This edition of the journal includes an extensive interview with Taylor, responses by Christian environmentalists Loren Wilkinson and Peter Illyn, interations by Taylor with Wilkinson and llyn's essays, and a response to this by Wilkinson. The issue also includes my film review of Avatar, and commentary on the book The Lost World of Genesis One, both of which dovetail with applications to Dark Green Religion.

I couldn't be happier with the way this turned out, and I hope that this volume opens the door for ongoing dialogue in various venues on this topic between those concerned with this form of spirituality from whatever perspective brought to it. The special edition can be found here.

Wednesday, February 09, 2011

Academic Conference on Religion Satanism

From the sociology of religion email list:

Satanism is a subject that has always drawn a lot of media attention as well as interest from the general public.

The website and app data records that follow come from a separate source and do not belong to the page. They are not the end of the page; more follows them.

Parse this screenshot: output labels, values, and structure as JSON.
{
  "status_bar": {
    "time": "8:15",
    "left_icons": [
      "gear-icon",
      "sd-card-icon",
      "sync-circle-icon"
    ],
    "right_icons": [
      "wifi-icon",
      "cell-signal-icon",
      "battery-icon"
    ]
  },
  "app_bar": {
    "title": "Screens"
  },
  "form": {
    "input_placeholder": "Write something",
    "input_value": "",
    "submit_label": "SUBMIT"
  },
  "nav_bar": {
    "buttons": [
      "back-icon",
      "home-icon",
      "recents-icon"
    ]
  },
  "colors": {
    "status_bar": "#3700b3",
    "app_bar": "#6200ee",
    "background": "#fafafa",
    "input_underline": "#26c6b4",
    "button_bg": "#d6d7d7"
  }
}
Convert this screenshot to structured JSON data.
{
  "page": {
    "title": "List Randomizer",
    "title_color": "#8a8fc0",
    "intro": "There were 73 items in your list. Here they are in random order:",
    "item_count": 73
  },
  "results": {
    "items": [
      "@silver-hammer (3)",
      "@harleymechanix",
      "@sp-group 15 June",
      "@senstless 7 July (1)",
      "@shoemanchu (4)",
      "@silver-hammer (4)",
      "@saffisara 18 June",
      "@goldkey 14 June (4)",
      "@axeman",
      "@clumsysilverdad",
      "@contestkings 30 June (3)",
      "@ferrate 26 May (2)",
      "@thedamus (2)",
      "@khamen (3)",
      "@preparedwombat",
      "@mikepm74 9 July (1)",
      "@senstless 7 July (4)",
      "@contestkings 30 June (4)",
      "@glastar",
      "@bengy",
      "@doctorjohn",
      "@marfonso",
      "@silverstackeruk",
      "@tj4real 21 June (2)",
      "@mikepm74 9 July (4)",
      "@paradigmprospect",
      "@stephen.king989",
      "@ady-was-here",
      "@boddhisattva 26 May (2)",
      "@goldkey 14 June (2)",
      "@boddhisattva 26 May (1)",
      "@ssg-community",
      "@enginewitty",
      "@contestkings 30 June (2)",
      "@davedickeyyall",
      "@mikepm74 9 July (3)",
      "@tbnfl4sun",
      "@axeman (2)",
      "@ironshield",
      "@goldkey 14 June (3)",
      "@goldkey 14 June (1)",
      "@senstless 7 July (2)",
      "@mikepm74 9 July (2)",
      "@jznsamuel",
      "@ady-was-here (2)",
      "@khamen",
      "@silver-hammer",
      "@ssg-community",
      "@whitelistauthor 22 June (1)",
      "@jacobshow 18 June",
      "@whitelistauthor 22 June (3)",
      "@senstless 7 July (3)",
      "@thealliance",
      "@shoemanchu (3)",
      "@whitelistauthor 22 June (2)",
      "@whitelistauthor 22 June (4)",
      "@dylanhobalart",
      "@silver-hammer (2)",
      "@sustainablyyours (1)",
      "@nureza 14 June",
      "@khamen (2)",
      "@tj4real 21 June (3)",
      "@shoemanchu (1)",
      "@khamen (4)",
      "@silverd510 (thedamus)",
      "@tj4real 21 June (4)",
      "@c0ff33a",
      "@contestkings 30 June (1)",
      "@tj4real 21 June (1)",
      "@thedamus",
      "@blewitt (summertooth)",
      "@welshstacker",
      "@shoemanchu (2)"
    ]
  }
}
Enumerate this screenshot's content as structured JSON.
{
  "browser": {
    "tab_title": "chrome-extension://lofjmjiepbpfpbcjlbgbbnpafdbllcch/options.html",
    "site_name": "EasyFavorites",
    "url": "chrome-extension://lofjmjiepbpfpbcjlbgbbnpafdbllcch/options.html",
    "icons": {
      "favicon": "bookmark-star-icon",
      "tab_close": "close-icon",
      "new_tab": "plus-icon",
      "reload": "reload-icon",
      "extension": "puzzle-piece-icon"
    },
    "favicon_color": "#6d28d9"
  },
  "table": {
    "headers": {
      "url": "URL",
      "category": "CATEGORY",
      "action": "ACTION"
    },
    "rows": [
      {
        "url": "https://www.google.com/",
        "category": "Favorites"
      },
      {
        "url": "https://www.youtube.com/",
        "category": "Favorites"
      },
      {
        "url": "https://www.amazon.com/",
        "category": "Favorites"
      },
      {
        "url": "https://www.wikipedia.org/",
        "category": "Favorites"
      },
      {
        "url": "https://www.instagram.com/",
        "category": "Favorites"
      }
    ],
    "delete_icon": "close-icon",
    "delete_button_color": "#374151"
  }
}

Scholarly studies of the subject, however, have more often focused on socially constructed "Satanic Panics" than on Satanism as a religious alternative in itself. Recently, this has begun to change, and anthologies such as Contemporary Religious Satanism (Ed. Jesper A Petersen, Ashgate, 2009) have started to fill the gaps in scholarly knowledge concerning Satanism. A further attempt to remedy the situation was made when the first ever international scholarly conference on Satanism was organized in Trondheim, Norway, in 2009. The conference was a great success, and resulted in an anthology that will be published by Oxford University Press later this year. In September 2011, we welcome you to Stockholm, Sweden for the follow-up to 2009's gathering of specialists.

Keynote speaker: Marco Pasi

Deadline for abstracts: May 22, 2011.
Submit your abstract to: and
(remember to submit abstracts to both organisers).

Papers dealing with most aspects of Satanism are welcome (including Satanism in literature, cinema, etc). However, we discourage papers treating "the Satanic panic", "Satanic ritual abuse", etc, as these themes have received sufficient scholarly attention. Conference fee will be announced later.